exclusively occupied for months in the construction of a stupendous series of fortifications for the protection of its own capital.
I beg to call attention to the reports of the several subordinate commanders for reference to the signal parts played by individuals of their respective command. Contradictory statements found in these reports should not excite surprise, when we remember how difficult it not impossible it is to reconcile the narrations of bystanders or participants in even the most inconsiderable affair, much less the shifting, thrilling scenes of a battle-field.
Accompanying are maps showing the position of the armies on the morning of the 21st July and of three several stages of the battle; also of the line of Bull Run north of Blackburn's Ford. These maps, from actual surveys made by Captain D. B. Harris, assisted by Mr. John Grant, were drawn by the latter with a rare accuracy worthy of high commendation.*
In conclusion,. it is proper and doubtless expected that through this report my countrymen should be made acquainted with some of the sufficient causes that prevented the advance of our forces and prolonged vigorous pursuit of the enemy to and beyond the Potomac. The War Department has been fully advised long since of all of those causes, some of which only are proper to be here communicated. An army which had fought as ours on that day, against uncommon odds, under a July sun, most of the time without water and without food except a hastily-snatched scanty meal at dawn not in condition for the toil of an eager, effective pursuit of a any enemy immediately after the battle.

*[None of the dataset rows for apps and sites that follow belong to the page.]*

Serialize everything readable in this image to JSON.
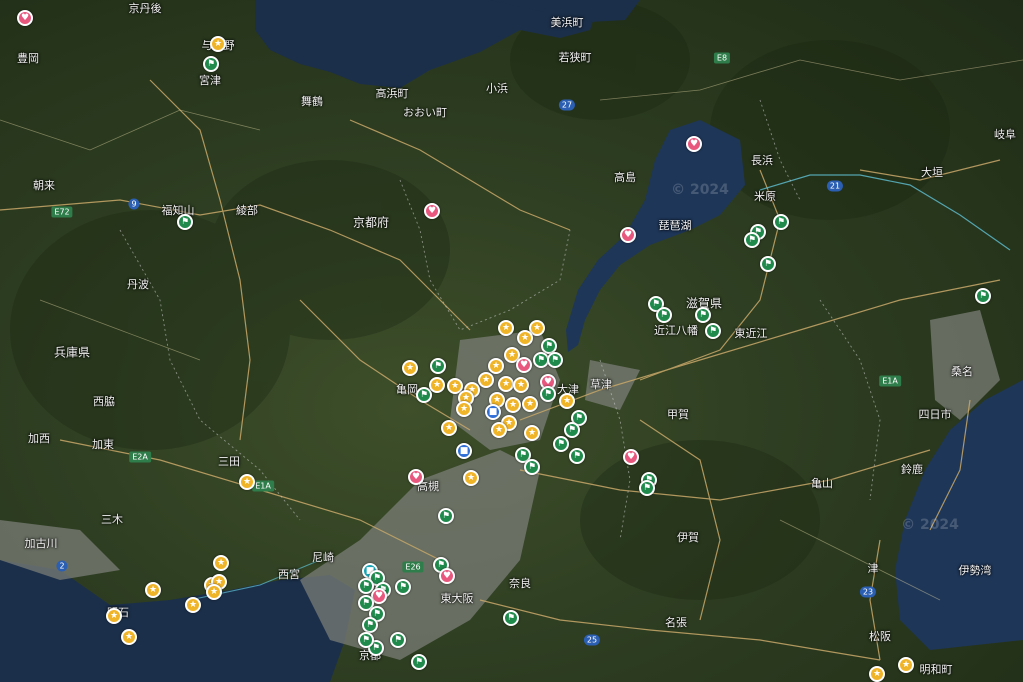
{
  "map": {
    "colors": {
      "land": "#2f3f22",
      "water": "#1b2f4a",
      "road": "#c9a86a",
      "urban": "#8a8c86"
    },
    "watermark": "© 2024",
    "place_labels": [
      {
        "id": "label-kyotango",
        "text": "京丹後"
      },
      {
        "id": "label-yosano",
        "text": "与謝野"
      },
      {
        "id": "label-toyooka",
        "text": "豊岡"
      },
      {
        "id": "label-miyazu",
        "text": "宮津"
      },
      {
        "id": "label-maizuru",
        "text": "舞鶴"
      },
      {
        "id": "label-takahama",
        "text": "高浜町"
      },
      {
        "id": "label-oi",
        "text": "おおい町"
      },
      {
        "id": "label-obama",
        "text": "小浜"
      },
      {
        "id": "label-mihama",
        "text": "美浜町"
      },
      {
        "id": "label-wakasa",
        "text": "若狭町"
      },
      {
        "id": "label-kyoto-pref",
        "text": "京都府"
      },
      {
        "id": "label-asago",
        "text": "朝来"
      },
      {
        "id": "label-fukuchiyama",
        "text": "福知山"
      },
      {
        "id": "label-ayabe",
        "text": "綾部"
      },
      {
        "id": "label-tamba",
        "text": "丹波"
      },
      {
        "id": "label-hyogo",
        "text": "兵庫県"
      },
      {
        "id": "label-nishiwaki",
        "text": "西脇"
      },
      {
        "id": "label-kasai",
        "text": "加西"
      },
      {
        "id": "label-kato",
        "text": "加東"
      },
      {
        "id": "label-sanda",
        "text": "三田"
      },
      {
        "id": "label-miki",
        "text": "三木"
      },
      {
        "id": "label-kakogawa",
        "text": "加古川"
      },
      {
        "id": "label-akashi",
        "text": "明石"
      },
      {
        "id": "label-kameoka",
        "text": "亀岡"
      },
      {
        "id": "label-takatsuki",
        "text": "高槻"
      },
      {
        "id": "label-amagasaki",
        "text": "尼崎"
      },
      {
        "id": "label-nishinomiya",
        "text": "西宮"
      },
      {
        "id": "label-higashiosaka",
        "text": "東大阪"
      },
      {
        "id": "label-kyoto",
        "text": "京都"
      },
      {
        "id": "label-nara",
        "text": "奈良"
      },
      {
        "id": "label-otsu",
        "text": "大津"
      },
      {
        "id": "label-kusatsu",
        "text": "草津"
      },
      {
        "id": "label-koka",
        "text": "甲賀"
      },
      {
        "id": "label-iga",
        "text": "伊賀"
      },
      {
        "id": "label-nabari",
        "text": "名張"
      },
      {
        "id": "label-kameyama",
        "text": "亀山"
      },
      {
        "id": "label-suzuka",
        "text": "鈴鹿"
      },
      {
        "id": "label-yokkaichi",
        "text": "四日市"
      },
      {
        "id": "label-kuwana",
        "text": "桑名"
      },
      {
        "id": "label-tsu",
        "text": "津"
      },
      {
        "id": "label-matsusaka",
        "text": "松阪"
      },
      {
        "id": "label-meiwa",
        "text": "明和町"
      },
      {
        "id": "label-shiga",
        "text": "滋賀県"
      },
      {
        "id": "label-omihachiman",
        "text": "近江八幡"
      },
      {
        "id": "label-higashiomi",
        "text": "東近江"
      },
      {
        "id": "label-takashima",
        "text": "高島"
      },
      {
        "id": "label-nagahama",
        "text": "長浜"
      },
      {
        "id": "label-maibara",
        "text": "米原"
      },
      {
        "id": "label-biwako",
        "text": "琵琶湖"
      },
      {
        "id": "label-ogaki",
        "text": "大垣"
      },
      {
        "id": "label-gifu",
        "text": "岐阜"
      },
      {
        "id": "label-ise-bay",
        "text": "伊勢湾"
      }
    ],
    "road_shields": [
      "E72",
      "9",
      "E2A",
      "2",
      "E8",
      "27",
      "21",
      "E1A",
      "E26",
      "23",
      "25",
      "E1A"
    ]
  }
}
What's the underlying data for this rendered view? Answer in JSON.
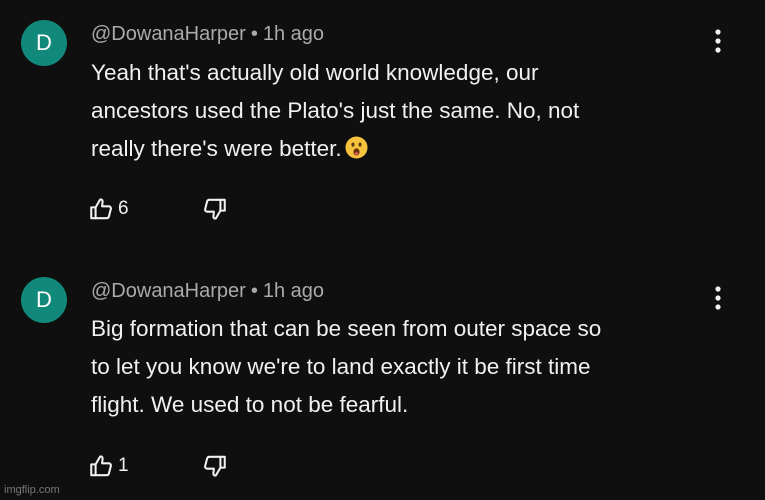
{
  "comments": [
    {
      "avatar_letter": "D",
      "author": "@DowanaHarper",
      "separator": "•",
      "time": "1h ago",
      "lines": [
        "Yeah that's actually old world knowledge, our",
        "ancestors used the Plato's just the same. No, not",
        "really there's were better."
      ],
      "emoji": "astonished-face",
      "likes": "6"
    },
    {
      "avatar_letter": "D",
      "author": "@DowanaHarper",
      "separator": "•",
      "time": "1h ago",
      "lines": [
        "Big formation that can be seen from outer space so",
        "to let you know we're to land exactly it be first time",
        "flight. We used to not be fearful."
      ],
      "likes": "1"
    }
  ],
  "colors": {
    "background": "#0f0f0f",
    "avatar": "#11897a",
    "meta_text": "#aaaaaa",
    "body_text": "#f1f1f1"
  },
  "icons": {
    "more": "more-vertical-icon",
    "like": "thumbs-up-icon",
    "dislike": "thumbs-down-icon"
  },
  "watermark": "imgflip.com"
}
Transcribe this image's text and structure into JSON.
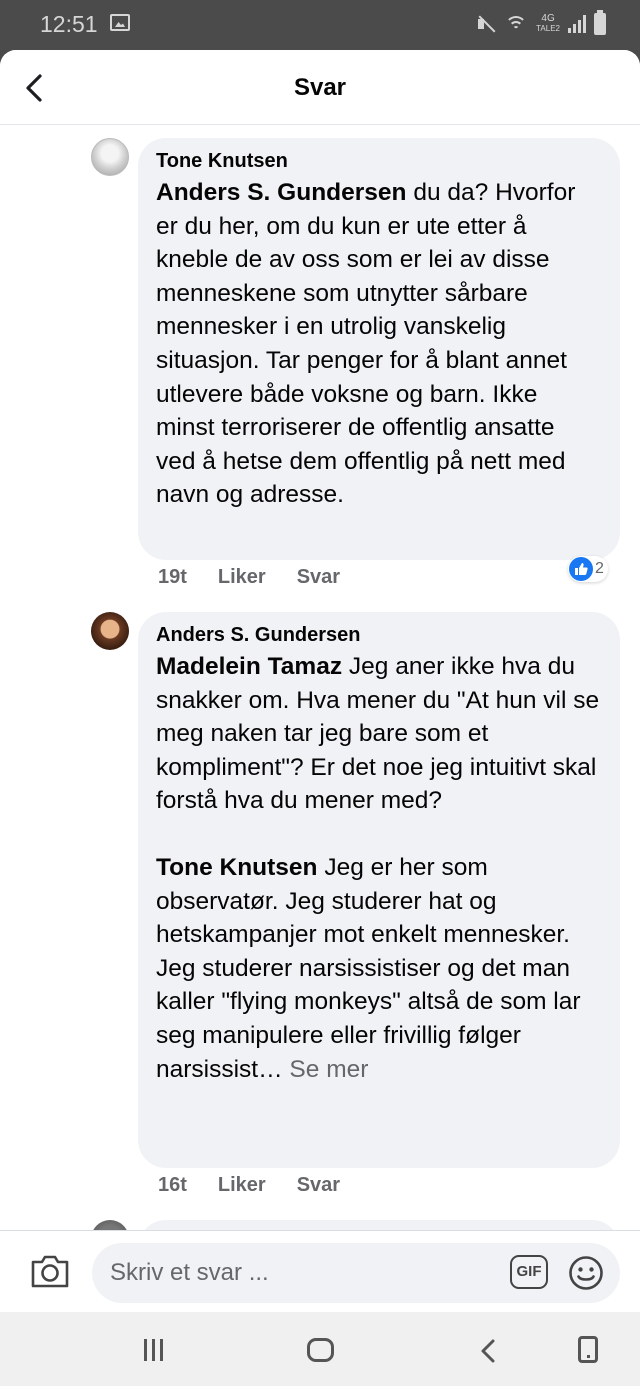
{
  "status_bar": {
    "time": "12:51",
    "network_top": "4G",
    "network_bottom": "TALE2",
    "icons": [
      "image-icon",
      "mute-icon",
      "wifi-icon",
      "signal-icon",
      "battery-icon"
    ]
  },
  "header": {
    "title": "Svar",
    "back_icon": "chevron-left-icon"
  },
  "comments": [
    {
      "author": "Tone Knutsen",
      "mention": "Anders S. Gundersen",
      "text": " du da? Hvorfor er du her, om du kun er ute etter å kneble de av oss som er lei av disse menneskene som utnytter sårbare mennesker i en utrolig vanskelig situasjon. Tar penger for å blant annet utlevere både voksne og barn. Ikke minst terroriserer de offentlig ansatte ved å hetse dem offentlig på nett med navn og adresse.",
      "time": "19t",
      "like_label": "Liker",
      "reply_label": "Svar",
      "reaction_count": "2"
    },
    {
      "author": "Anders S. Gundersen",
      "mention_1": "Madelein Tamaz",
      "text_1": " Jeg aner ikke hva du snakker om. Hva mener du \"At hun vil se meg naken tar jeg bare som et kompliment\"?  Er det noe jeg intuitivt skal forstå hva du mener med?",
      "mention_2": "Tone Knutsen",
      "text_2": " Jeg er her som observatør. Jeg studerer hat og hetskampanjer mot enkelt mennesker. Jeg studerer narsissistiser og det man kaller \"flying monkeys\" altså de som lar seg manipulere eller frivillig følger narsissist…",
      "see_more": " Se mer",
      "time": "16t",
      "like_label": "Liker",
      "reply_label": "Svar"
    }
  ],
  "composer": {
    "placeholder": "Skriv et svar ...",
    "gif_label": "GIF",
    "camera_icon": "camera-icon",
    "emoji_icon": "smiley-icon"
  },
  "colors": {
    "bubble_bg": "#f0f2f5",
    "secondary_text": "#65676b",
    "like_blue": "#1877f2"
  }
}
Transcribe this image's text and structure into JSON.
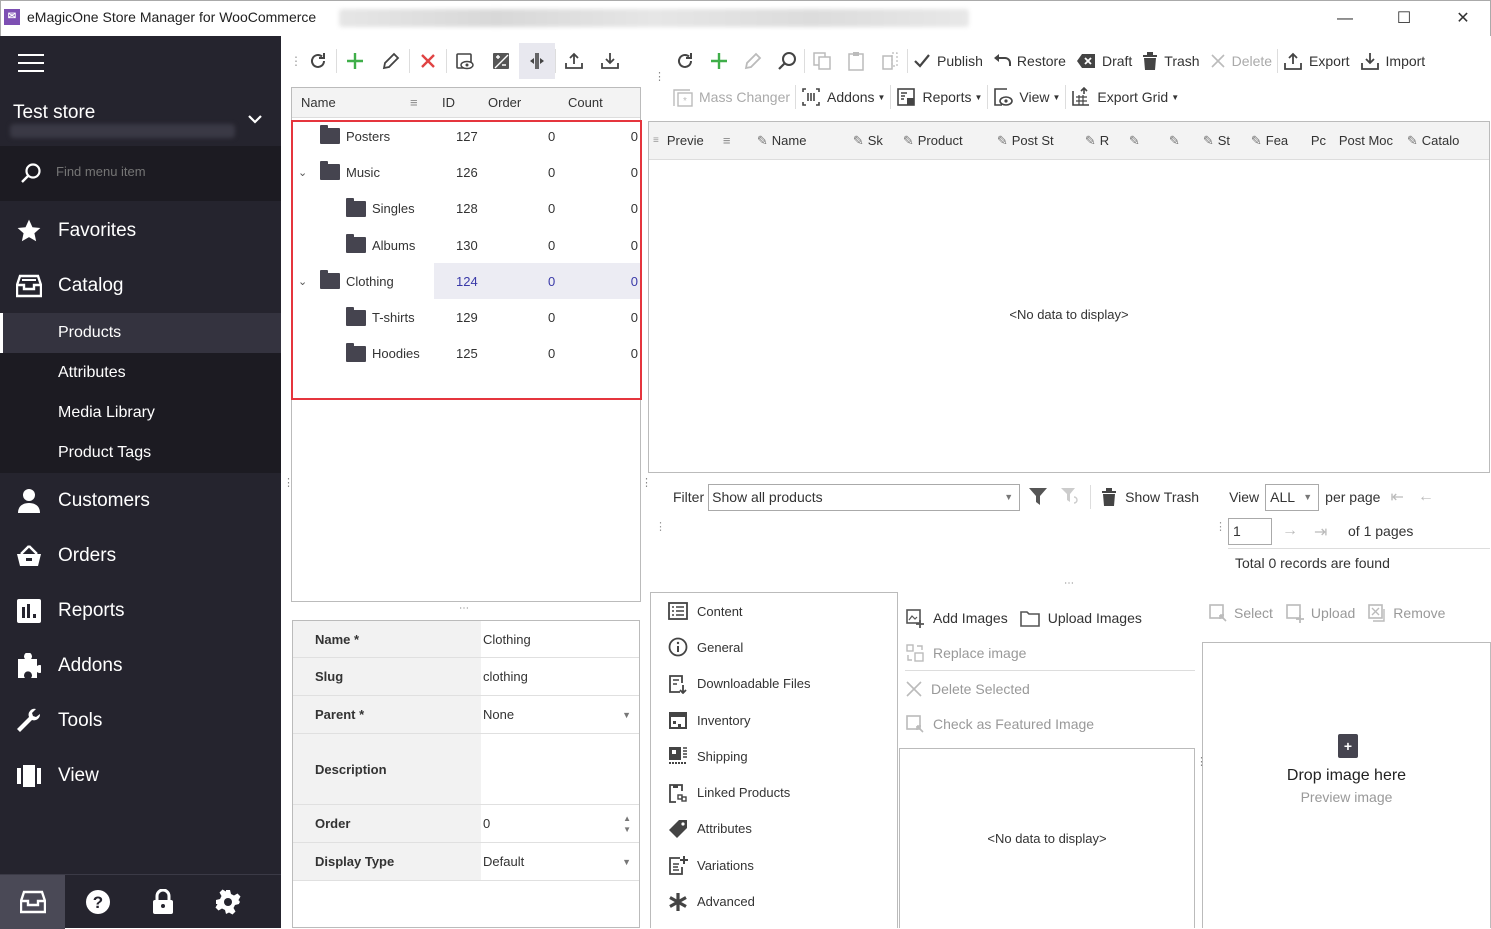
{
  "window": {
    "title": "eMagicOne Store Manager for WooCommerce",
    "app_icon": "emagicone-icon",
    "controls": {
      "minimize": "—",
      "maximize": "☐",
      "close": "✕"
    }
  },
  "sidebar": {
    "store_name": "Test store",
    "search_placeholder": "Find menu item",
    "items": [
      {
        "label": "Favorites",
        "icon": "star-icon"
      },
      {
        "label": "Catalog",
        "icon": "inbox-icon"
      },
      {
        "label": "Customers",
        "icon": "user-icon"
      },
      {
        "label": "Orders",
        "icon": "basket-icon"
      },
      {
        "label": "Reports",
        "icon": "bar-chart-icon"
      },
      {
        "label": "Addons",
        "icon": "puzzle-icon"
      },
      {
        "label": "Tools",
        "icon": "wrench-icon"
      },
      {
        "label": "View",
        "icon": "columns-icon"
      }
    ],
    "catalog_sub": [
      {
        "label": "Products",
        "active": true
      },
      {
        "label": "Attributes"
      },
      {
        "label": "Media Library"
      },
      {
        "label": "Product Tags"
      }
    ],
    "bottom": [
      "inbox-icon",
      "help-icon",
      "lock-icon",
      "gear-icon"
    ]
  },
  "category_tree": {
    "toolbar": [
      "refresh-icon",
      "add-icon",
      "edit-icon",
      "delete-icon",
      "preview-icon",
      "expand-collapse-icon",
      "split-icon",
      "export-icon",
      "import-icon"
    ],
    "columns": {
      "name": "Name",
      "id": "ID",
      "order": "Order",
      "count": "Count"
    },
    "rows": [
      {
        "name": "Posters",
        "id": "127",
        "order": "0",
        "count": "0",
        "level": 0,
        "expanded": null
      },
      {
        "name": "Music",
        "id": "126",
        "order": "0",
        "count": "0",
        "level": 0,
        "expanded": true
      },
      {
        "name": "Singles",
        "id": "128",
        "order": "0",
        "count": "0",
        "level": 1
      },
      {
        "name": "Albums",
        "id": "130",
        "order": "0",
        "count": "0",
        "level": 1
      },
      {
        "name": "Clothing",
        "id": "124",
        "order": "0",
        "count": "0",
        "level": 0,
        "expanded": true,
        "selected": true
      },
      {
        "name": "T-shirts",
        "id": "129",
        "order": "0",
        "count": "0",
        "level": 1
      },
      {
        "name": "Hoodies",
        "id": "125",
        "order": "0",
        "count": "0",
        "level": 1
      }
    ]
  },
  "category_form": {
    "fields": [
      {
        "label": "Name *",
        "value": "Clothing"
      },
      {
        "label": "Slug",
        "value": "clothing"
      },
      {
        "label": "Parent *",
        "value": "None",
        "type": "dropdown"
      },
      {
        "label": "Description",
        "value": ""
      },
      {
        "label": "Order",
        "value": "0",
        "type": "spinner"
      },
      {
        "label": "Display Type",
        "value": "Default",
        "type": "dropdown"
      }
    ]
  },
  "products_toolbar": {
    "row1": [
      {
        "label": "Publish",
        "icon": "check-icon"
      },
      {
        "label": "Restore",
        "icon": "undo-icon"
      },
      {
        "label": "Draft",
        "icon": "draft-icon"
      },
      {
        "label": "Trash",
        "icon": "trash-icon"
      },
      {
        "label": "Delete",
        "icon": "x-icon",
        "disabled": true
      },
      {
        "label": "Export",
        "icon": "export-icon"
      },
      {
        "label": "Import",
        "icon": "import-icon"
      }
    ],
    "row2": [
      {
        "label": "Mass Changer",
        "icon": "mass-changer-icon",
        "disabled": true
      },
      {
        "label": "Addons",
        "icon": "addons-icon",
        "dropdown": true
      },
      {
        "label": "Reports",
        "icon": "reports-icon",
        "dropdown": true
      },
      {
        "label": "View",
        "icon": "view-icon",
        "dropdown": true
      },
      {
        "label": "Export Grid",
        "icon": "export-grid-icon",
        "dropdown": true
      }
    ]
  },
  "products_grid": {
    "columns": [
      "Previe",
      "Name",
      "Sk",
      "Product",
      "Post St",
      "R",
      "",
      "",
      "St",
      "Fea",
      "Pc",
      "Post Moc",
      "Catalo"
    ],
    "empty_text": "<No data to display>"
  },
  "filter_bar": {
    "filter_label": "Filter",
    "filter_value": "Show all products",
    "show_trash": "Show Trash",
    "view_label": "View",
    "view_value": "ALL",
    "per_page": "per page",
    "page_value": "1",
    "of_pages": "of 1 pages",
    "total": "Total 0 records are found"
  },
  "product_tabs": [
    {
      "label": "Content",
      "icon": "list-icon"
    },
    {
      "label": "General",
      "icon": "info-icon"
    },
    {
      "label": "Downloadable Files",
      "icon": "download-file-icon"
    },
    {
      "label": "Inventory",
      "icon": "warehouse-icon"
    },
    {
      "label": "Shipping",
      "icon": "shipping-icon"
    },
    {
      "label": "Linked Products",
      "icon": "link-icon"
    },
    {
      "label": "Attributes",
      "icon": "tag-icon"
    },
    {
      "label": "Variations",
      "icon": "variations-icon"
    },
    {
      "label": "Advanced",
      "icon": "asterisk-icon"
    }
  ],
  "images": {
    "add_images": "Add Images",
    "upload_images": "Upload Images",
    "replace_image": "Replace image",
    "delete_selected": "Delete Selected",
    "check_featured": "Check as Featured Image",
    "empty_text": "<No data to display>"
  },
  "preview": {
    "select": "Select",
    "upload": "Upload",
    "remove": "Remove",
    "drop_title": "Drop image here",
    "drop_sub": "Preview image"
  },
  "colors": {
    "highlight_border": "#e5353d",
    "sidebar_bg": "#25242e",
    "add_green": "#3fae49",
    "delete_red": "#e04343"
  }
}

On the following day an unusually heavy and unintermitting fall of rain intervened to obstruct our advance with reasonable prospect of fruitful results. Added to this, the want of a cavalry force of sufficient numbers made an efficient pursuit a military impossibility.
Respectfully, your obedient servant,
G. T. BEAUREGARD.
General S. Cooper,
Adjutant and Inspector General, Richmond, Va.,
the order issued by the War Department to General Johnston was not, as herein reports, to form a junction, "should the movement in his judgment be deemed advisable." The following is a accurate copy of the order:
General Beauregard is attacked. To strike the enemy a decisive blow, a junction of all your effective force will be needed. If practicable, make the movement, sending your sick and baggage to Culpeper Court-House, either by railroad or by Warrenton.
In all the arrangements exercise discretion.
The words "if practicable" had reference to letters of General Johnston of 12th and 15th of July, which made it extremely doubtful if he had the power to make the movement, in view of the relative strength and position of Petterson's forces as compared with his own.
The plan of campaign reported to have been submitted, but not accepted, and to have led to a decision of the War Department, cannot be found among its files, nor any reference to any decision made upon it, and was not known that the Army had advanced beyond the line of Bull Run, the position previously selected by General Lee, and which was supposed to have continued to be the defensive line occupied by the
* Not found.